Holleran said FERC was derelict in its duty by not waiting until all permits from local lawmakers were in place before the pipeline company, Williams, dispatched workers to cut down her 50-year-old trees. The company didn’t wait until the New York legislature approved that state’s leg of the pipeline to start destroying property in Pennsylvania.
“I blame FERC just as much as Williams,” Holleran told DeSmog after her testimony. “They’re both working for the same purpose, to build pipelines. FERC is supposed to be regulating but it isn’t.”
Spencer Phillips testified that his firm, Key-Log Economics, documented costs of pipelines that FERC doesn’t consider in its cost analyses.
“FERC doesn’t do an adequate job of considering the economic costs of people and communities in the path of a pipeline,” Phillips told DeSmog during a break in the hearing.
He added that his analyses showed how pipelines significantly affect recreational and economic development losses in the communities they pass through, as well as property values of homes that could be in a blast radius of a pipeline explosion.
“FERC uses wildly inflated studies of the economic benefits of pipelines, but not the costs, and they uncritically adopt poorly researched and inflated estimates by the pipeline applicants,” Phillips said.
Anneke Walsh, a member of Delaware Riverkeepers and a moderator at the People’s Hearing, told DeSmog she was amazed by the testimony of so many people who were abused, directly and indirectly, by FERC’s decisions.
“Some families described having headaches, severe nosebleeds, and increased instances of asthma from being near pipelines,” said Walsh. “Others testified that pipeline company workers were harassing families, cursing, threatening, and trespassing on property.”
The common thread, Walsh told DeSmog, is that FERC does not work for the people.
“Whenever people attempted appeals, to work with FERC, to understand the paperwork, and so on, FERC simply ignored them,” said Walsh. “Either not answering at all or telling people it was not FERC’s job to interpret the paperwork for the citizens they were affecting.”
Demand for Congress to Reign in FERC
Activists from Beyond Extreme Energy try to stop the clearing of maple trees for the Constitution Pipeline in northeastern Pennsylvania.
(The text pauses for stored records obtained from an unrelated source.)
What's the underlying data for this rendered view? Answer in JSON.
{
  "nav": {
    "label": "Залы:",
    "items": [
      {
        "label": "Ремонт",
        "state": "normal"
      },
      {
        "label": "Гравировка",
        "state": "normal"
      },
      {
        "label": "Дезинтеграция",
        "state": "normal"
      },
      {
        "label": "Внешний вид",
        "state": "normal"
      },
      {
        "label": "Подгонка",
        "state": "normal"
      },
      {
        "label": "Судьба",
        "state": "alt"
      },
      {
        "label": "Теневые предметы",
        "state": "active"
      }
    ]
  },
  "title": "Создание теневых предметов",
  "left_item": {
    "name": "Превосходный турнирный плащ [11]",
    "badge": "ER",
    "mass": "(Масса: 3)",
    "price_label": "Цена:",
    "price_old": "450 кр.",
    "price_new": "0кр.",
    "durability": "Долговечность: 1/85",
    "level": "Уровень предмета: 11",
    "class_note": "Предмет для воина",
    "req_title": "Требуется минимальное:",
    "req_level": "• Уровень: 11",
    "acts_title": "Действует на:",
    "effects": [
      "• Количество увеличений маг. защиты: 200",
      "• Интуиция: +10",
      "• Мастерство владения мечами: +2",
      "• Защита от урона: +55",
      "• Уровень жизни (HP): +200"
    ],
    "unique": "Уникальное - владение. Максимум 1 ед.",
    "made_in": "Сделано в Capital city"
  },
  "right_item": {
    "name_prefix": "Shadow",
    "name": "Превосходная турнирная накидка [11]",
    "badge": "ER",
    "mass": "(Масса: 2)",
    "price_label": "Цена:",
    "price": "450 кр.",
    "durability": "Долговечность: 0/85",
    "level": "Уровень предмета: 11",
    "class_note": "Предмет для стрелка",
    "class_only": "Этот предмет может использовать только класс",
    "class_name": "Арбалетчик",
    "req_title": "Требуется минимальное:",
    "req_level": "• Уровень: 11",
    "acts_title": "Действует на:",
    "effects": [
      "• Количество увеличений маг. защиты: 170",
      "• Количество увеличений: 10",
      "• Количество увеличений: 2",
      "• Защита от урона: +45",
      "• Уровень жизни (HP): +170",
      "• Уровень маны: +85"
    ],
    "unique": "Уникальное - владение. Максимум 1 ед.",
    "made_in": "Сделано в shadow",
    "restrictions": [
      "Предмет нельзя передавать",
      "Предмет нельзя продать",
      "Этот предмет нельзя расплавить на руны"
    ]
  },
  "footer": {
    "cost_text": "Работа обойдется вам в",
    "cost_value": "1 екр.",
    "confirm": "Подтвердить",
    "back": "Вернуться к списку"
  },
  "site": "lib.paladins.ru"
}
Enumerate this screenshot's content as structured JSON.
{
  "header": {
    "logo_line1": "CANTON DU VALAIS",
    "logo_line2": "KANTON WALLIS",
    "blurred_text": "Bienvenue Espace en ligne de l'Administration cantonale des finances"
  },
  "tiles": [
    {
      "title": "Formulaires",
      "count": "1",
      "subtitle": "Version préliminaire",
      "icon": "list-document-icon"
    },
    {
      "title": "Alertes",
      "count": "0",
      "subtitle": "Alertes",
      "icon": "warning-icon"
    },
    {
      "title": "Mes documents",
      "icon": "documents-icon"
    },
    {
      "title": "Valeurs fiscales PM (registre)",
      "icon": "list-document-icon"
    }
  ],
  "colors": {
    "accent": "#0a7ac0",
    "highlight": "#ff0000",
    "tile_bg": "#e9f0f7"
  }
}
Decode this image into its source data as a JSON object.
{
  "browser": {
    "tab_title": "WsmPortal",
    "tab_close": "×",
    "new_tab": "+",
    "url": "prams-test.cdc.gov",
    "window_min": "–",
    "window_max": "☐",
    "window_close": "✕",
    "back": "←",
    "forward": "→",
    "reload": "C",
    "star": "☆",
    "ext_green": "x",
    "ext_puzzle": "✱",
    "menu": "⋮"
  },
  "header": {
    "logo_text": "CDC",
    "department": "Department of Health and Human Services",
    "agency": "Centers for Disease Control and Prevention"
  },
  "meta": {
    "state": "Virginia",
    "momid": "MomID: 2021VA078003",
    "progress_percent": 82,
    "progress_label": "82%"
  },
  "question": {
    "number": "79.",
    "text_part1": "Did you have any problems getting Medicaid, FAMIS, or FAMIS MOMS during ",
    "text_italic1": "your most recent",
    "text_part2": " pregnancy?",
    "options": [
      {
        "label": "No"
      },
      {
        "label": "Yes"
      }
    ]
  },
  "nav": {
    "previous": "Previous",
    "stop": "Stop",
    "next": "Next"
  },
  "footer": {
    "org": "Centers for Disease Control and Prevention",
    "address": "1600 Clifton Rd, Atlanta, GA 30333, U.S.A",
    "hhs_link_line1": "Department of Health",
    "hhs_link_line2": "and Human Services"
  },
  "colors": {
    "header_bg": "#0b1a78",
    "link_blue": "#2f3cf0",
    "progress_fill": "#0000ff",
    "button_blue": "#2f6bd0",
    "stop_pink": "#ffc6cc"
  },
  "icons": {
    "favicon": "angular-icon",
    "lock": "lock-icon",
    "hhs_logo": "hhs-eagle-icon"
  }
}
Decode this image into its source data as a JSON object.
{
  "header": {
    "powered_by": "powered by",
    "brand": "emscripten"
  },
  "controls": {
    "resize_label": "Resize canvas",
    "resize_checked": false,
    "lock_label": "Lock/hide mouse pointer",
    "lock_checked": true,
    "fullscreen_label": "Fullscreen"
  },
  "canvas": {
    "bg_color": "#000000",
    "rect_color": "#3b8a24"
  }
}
Credit: Beyond Extreme Energy, one of the sponsors of the People's Hearing
Walsh and other moderators from the hearing are compiling testimony to be used in a report to be presented to the U.S. House Committee on Natural Resources after the new Congress convenes in January.
Van Rossum told DeSmog that reforming FERC is an uphill battle, but that several lawmakers, including Senator Bob Casey (D-PA) and Representative Frank Pallone (D-NJ) have indicated interest in their cause. Staffers from both lawmakers’ offices showed up at the hearing.
“I don’t expect anti-environment representatives will be interested, but property rights and environmental issues cross political boundaries,” van Rossum said. “Democrats and Republicans should care about the abuse of eminent domain, at least. Both parties should be listening to their constituents on this.”
Representatives from FERC did not return requests for comment.
Main image: Maya K. van Rossum opens the People’s Hearing on December 2, 2016 at the National Press Club. Credit: Delaware Riverkeepers